(Data records for software interfaces)
▬▬▬▬▬▬▬▬▬▬

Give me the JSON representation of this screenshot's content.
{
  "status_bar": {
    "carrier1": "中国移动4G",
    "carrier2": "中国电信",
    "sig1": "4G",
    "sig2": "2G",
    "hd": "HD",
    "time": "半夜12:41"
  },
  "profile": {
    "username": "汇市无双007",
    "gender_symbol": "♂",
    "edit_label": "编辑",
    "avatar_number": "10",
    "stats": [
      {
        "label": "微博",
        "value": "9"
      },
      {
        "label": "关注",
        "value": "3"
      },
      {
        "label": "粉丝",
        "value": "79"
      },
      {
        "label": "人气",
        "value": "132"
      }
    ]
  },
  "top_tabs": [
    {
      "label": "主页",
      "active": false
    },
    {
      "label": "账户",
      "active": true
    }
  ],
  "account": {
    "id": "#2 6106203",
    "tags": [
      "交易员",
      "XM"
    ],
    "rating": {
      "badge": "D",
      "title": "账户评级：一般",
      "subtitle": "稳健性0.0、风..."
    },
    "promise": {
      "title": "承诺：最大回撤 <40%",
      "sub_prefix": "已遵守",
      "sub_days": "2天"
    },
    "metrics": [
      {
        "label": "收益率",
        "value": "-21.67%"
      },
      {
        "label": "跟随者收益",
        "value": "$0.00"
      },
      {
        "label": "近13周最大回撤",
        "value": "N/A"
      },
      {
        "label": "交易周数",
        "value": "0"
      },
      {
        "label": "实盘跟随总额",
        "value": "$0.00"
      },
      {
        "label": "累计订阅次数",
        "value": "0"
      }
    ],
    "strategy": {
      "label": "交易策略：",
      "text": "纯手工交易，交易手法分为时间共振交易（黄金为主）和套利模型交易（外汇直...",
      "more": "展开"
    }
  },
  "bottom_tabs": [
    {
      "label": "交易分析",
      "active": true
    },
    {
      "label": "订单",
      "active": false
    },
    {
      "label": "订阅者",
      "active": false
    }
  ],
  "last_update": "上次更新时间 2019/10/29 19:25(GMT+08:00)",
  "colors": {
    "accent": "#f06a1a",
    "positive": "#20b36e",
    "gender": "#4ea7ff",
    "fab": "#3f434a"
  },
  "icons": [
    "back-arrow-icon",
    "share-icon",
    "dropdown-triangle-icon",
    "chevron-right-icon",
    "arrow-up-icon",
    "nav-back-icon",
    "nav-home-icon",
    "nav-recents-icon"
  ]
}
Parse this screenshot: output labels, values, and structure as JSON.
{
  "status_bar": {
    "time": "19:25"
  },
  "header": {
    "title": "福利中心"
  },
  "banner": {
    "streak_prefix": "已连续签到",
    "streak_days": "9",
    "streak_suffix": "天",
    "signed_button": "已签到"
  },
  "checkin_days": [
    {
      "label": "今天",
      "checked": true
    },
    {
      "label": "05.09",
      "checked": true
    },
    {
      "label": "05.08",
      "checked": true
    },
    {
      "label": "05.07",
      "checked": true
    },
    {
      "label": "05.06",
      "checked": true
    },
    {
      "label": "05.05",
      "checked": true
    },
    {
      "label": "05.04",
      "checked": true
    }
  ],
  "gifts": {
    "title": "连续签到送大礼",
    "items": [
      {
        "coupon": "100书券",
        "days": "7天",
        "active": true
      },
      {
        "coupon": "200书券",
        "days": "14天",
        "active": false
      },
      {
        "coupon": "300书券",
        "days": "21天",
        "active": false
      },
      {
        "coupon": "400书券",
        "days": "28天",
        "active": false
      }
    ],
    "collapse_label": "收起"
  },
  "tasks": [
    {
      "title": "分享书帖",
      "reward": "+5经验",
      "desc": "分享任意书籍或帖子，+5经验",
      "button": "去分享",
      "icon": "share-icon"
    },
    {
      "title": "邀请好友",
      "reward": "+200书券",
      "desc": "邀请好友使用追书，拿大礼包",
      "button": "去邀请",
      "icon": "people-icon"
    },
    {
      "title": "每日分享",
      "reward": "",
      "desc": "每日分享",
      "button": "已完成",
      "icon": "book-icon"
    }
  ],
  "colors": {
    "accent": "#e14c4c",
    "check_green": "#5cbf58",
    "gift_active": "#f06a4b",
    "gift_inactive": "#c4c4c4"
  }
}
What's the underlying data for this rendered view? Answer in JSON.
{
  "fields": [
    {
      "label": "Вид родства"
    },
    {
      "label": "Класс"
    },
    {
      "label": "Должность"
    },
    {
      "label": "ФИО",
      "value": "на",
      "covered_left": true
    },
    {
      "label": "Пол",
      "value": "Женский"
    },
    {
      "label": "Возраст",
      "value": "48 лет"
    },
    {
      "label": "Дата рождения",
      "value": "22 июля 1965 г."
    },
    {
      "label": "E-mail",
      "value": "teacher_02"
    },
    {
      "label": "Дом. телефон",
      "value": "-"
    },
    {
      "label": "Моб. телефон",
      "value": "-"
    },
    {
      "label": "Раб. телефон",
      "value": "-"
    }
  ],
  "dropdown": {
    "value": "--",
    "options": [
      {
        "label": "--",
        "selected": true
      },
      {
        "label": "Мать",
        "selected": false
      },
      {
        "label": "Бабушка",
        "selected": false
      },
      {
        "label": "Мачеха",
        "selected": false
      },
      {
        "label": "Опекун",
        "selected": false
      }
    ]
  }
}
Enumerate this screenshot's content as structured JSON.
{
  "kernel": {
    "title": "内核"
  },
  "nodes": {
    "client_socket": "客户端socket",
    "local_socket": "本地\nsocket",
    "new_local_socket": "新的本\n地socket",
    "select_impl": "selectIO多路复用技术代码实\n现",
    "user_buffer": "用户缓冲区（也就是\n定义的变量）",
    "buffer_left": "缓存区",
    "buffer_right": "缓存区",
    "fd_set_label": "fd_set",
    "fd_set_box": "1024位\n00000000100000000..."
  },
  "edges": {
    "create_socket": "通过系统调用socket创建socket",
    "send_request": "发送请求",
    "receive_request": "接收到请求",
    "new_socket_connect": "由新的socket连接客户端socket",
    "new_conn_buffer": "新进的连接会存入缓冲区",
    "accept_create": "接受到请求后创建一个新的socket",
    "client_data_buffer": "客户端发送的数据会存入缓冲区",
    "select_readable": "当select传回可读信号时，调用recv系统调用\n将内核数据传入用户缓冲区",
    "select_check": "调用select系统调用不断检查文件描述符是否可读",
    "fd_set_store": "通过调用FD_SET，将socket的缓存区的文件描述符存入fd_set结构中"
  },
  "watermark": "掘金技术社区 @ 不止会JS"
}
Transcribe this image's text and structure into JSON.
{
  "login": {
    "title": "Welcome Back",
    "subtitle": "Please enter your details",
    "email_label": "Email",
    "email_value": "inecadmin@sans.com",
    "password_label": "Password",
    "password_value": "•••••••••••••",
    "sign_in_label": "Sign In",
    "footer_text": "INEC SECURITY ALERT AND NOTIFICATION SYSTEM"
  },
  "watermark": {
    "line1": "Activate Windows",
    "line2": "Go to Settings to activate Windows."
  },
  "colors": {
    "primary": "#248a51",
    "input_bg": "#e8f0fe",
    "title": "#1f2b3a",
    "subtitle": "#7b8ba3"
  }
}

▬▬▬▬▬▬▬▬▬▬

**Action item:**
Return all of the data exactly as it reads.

**Worked solution:**
Give me the JSON representation of this screenshot's content.
{
  "status_bar": {
    "carrier1": "中国移动4G",
    "carrier2": "中国电信",
    "sig1": "4G",
    "sig2": "2G",
    "hd": "HD",
    "time": "半夜12:41"
  },
  "profile": {
    "username": "汇市无双007",
    "gender_symbol": "♂",
    "edit_label": "编辑",
    "avatar_number": "10",
    "stats": [
      {
        "label": "微博",
        "value": "9"
      },
      {
        "label": "关注",
        "value": "3"
      },
      {
        "label": "粉丝",
        "value": "79"
      },
      {
        "label": "人气",
        "value": "132"
      }
    ]
  },
  "top_tabs": [
    {
      "label": "主页",
      "active": false
    },
    {
      "label": "账户",
      "active": true
    }
  ],
  "account": {
    "id": "#2 6106203",
    "tags": [
      "交易员",
      "XM"
    ],
    "rating": {
      "badge": "D",
      "title": "账户评级：一般",
      "subtitle": "稳健性0.0、风..."
    },
    "promise": {
      "title": "承诺：最大回撤 <40%",
      "sub_prefix": "已遵守",
      "sub_days": "2天"
    },
    "metrics": [
      {
        "label": "收益率",
        "value": "-21.67%"
      },
      {
        "label": "跟随者收益",
        "value": "$0.00"
      },
      {
        "label": "近13周最大回撤",
        "value": "N/A"
      },
      {
        "label": "交易周数",
        "value": "0"
      },
      {
        "label": "实盘跟随总额",
        "value": "$0.00"
      },
      {
        "label": "累计订阅次数",
        "value": "0"
      }
    ],
    "strategy": {
      "label": "交易策略：",
      "text": "纯手工交易，交易手法分为时间共振交易（黄金为主）和套利模型交易（外汇直...",
      "more": "展开"
    }
  },
  "bottom_tabs": [
    {
      "label": "交易分析",
      "active": true
    },
    {
      "label": "订单",
      "active": false
    },
    {
      "label": "订阅者",
      "active": false
    }
  ],
  "last_update": "上次更新时间 2019/10/29 19:25(GMT+08:00)",
  "colors": {
    "accent": "#f06a1a",
    "positive": "#20b36e",
    "gender": "#4ea7ff",
    "fab": "#3f434a"
  },
  "icons": [
    "back-arrow-icon",
    "share-icon",
    "dropdown-triangle-icon",
    "chevron-right-icon",
    "arrow-up-icon",
    "nav-back-icon",
    "nav-home-icon",
    "nav-recents-icon"
  ]
}
Parse this screenshot: output labels, values, and structure as JSON.
{
  "status_bar": {
    "time": "19:25"
  },
  "header": {
    "title": "福利中心"
  },
  "banner": {
    "streak_prefix": "已连续签到",
    "streak_days": "9",
    "streak_suffix": "天",
    "signed_button": "已签到"
  },
  "checkin_days": [
    {
      "label": "今天",
      "checked": true
    },
    {
      "label": "05.09",
      "checked": true
    },
    {
      "label": "05.08",
      "checked": true
    },
    {
      "label": "05.07",
      "checked": true
    },
    {
      "label": "05.06",
      "checked": true
    },
    {
      "label": "05.05",
      "checked": true
    },
    {
      "label": "05.04",
      "checked": true
    }
  ],
  "gifts": {
    "title": "连续签到送大礼",
    "items": [
      {
        "coupon": "100书券",
        "days": "7天",
        "active": true
      },
      {
        "coupon": "200书券",
        "days": "14天",
        "active": false
      },
      {
        "coupon": "300书券",
        "days": "21天",
        "active": false
      },
      {
        "coupon": "400书券",
        "days": "28天",
        "active": false
      }
    ],
    "collapse_label": "收起"
  },
  "tasks": [
    {
      "title": "分享书帖",
      "reward": "+5经验",
      "desc": "分享任意书籍或帖子，+5经验",
      "button": "去分享",
      "icon": "share-icon"
    },
    {
      "title": "邀请好友",
      "reward": "+200书券",
      "desc": "邀请好友使用追书，拿大礼包",
      "button": "去邀请",
      "icon": "people-icon"
    },
    {
      "title": "每日分享",
      "reward": "",
      "desc": "每日分享",
      "button": "已完成",
      "icon": "book-icon"
    }
  ],
  "colors": {
    "accent": "#e14c4c",
    "check_green": "#5cbf58",
    "gift_active": "#f06a4b",
    "gift_inactive": "#c4c4c4"
  }
}
What's the underlying data for this rendered view? Answer in JSON.
{
  "fields": [
    {
      "label": "Вид родства"
    },
    {
      "label": "Класс"
    },
    {
      "label": "Должность"
    },
    {
      "label": "ФИО",
      "value": "на",
      "covered_left": true
    },
    {
      "label": "Пол",
      "value": "Женский"
    },
    {
      "label": "Возраст",
      "value": "48 лет"
    },
    {
      "label": "Дата рождения",
      "value": "22 июля 1965 г."
    },
    {
      "label": "E-mail",
      "value": "teacher_02"
    },
    {
      "label": "Дом. телефон",
      "value": "-"
    },
    {
      "label": "Моб. телефон",
      "value": "-"
    },
    {
      "label": "Раб. телефон",
      "value": "-"
    }
  ],
  "dropdown": {
    "value": "--",
    "options": [
      {
        "label": "--",
        "selected": true
      },
      {
        "label": "Мать",
        "selected": false
      },
      {
        "label": "Бабушка",
        "selected": false
      },
      {
        "label": "Мачеха",
        "selected": false
      },
      {
        "label": "Опекун",
        "selected": false
      }
    ]
  }
}
Enumerate this screenshot's content as structured JSON.
{
  "kernel": {
    "title": "内核"
  },
  "nodes": {
    "client_socket": "客户端socket",
    "local_socket": "本地\nsocket",
    "new_local_socket": "新的本\n地socket",
    "select_impl": "selectIO多路复用技术代码实\n现",
    "user_buffer": "用户缓冲区（也就是\n定义的变量）",
    "buffer_left": "缓存区",
    "buffer_right": "缓存区",
    "fd_set_label": "fd_set",
    "fd_set_box": "1024位\n00000000100000000..."
  },
  "edges": {
    "create_socket": "通过系统调用socket创建socket",
    "send_request": "发送请求",
    "receive_request": "接收到请求",
    "new_socket_connect": "由新的socket连接客户端socket",
    "new_conn_buffer": "新进的连接会存入缓冲区",
    "accept_create": "接受到请求后创建一个新的socket",
    "client_data_buffer": "客户端发送的数据会存入缓冲区",
    "select_readable": "当select传回可读信号时，调用recv系统调用\n将内核数据传入用户缓冲区",
    "select_check": "调用select系统调用不断检查文件描述符是否可读",
    "fd_set_store": "通过调用FD_SET，将socket的缓存区的文件描述符存入fd_set结构中"
  },
  "watermark": "掘金技术社区 @ 不止会JS"
}
Transcribe this image's text and structure into JSON.
{
  "login": {
    "title": "Welcome Back",
    "subtitle": "Please enter your details",
    "email_label": "Email",
    "email_value": "inecadmin@sans.com",
    "password_label": "Password",
    "password_value": "•••••••••••••",
    "sign_in_label": "Sign In",
    "footer_text": "INEC SECURITY ALERT AND NOTIFICATION SYSTEM"
  },
  "watermark": {
    "line1": "Activate Windows",
    "line2": "Go to Settings to activate Windows."
  },
  "colors": {
    "primary": "#248a51",
    "input_bg": "#e8f0fe",
    "title": "#1f2b3a",
    "subtitle": "#7b8ba3"
  }
}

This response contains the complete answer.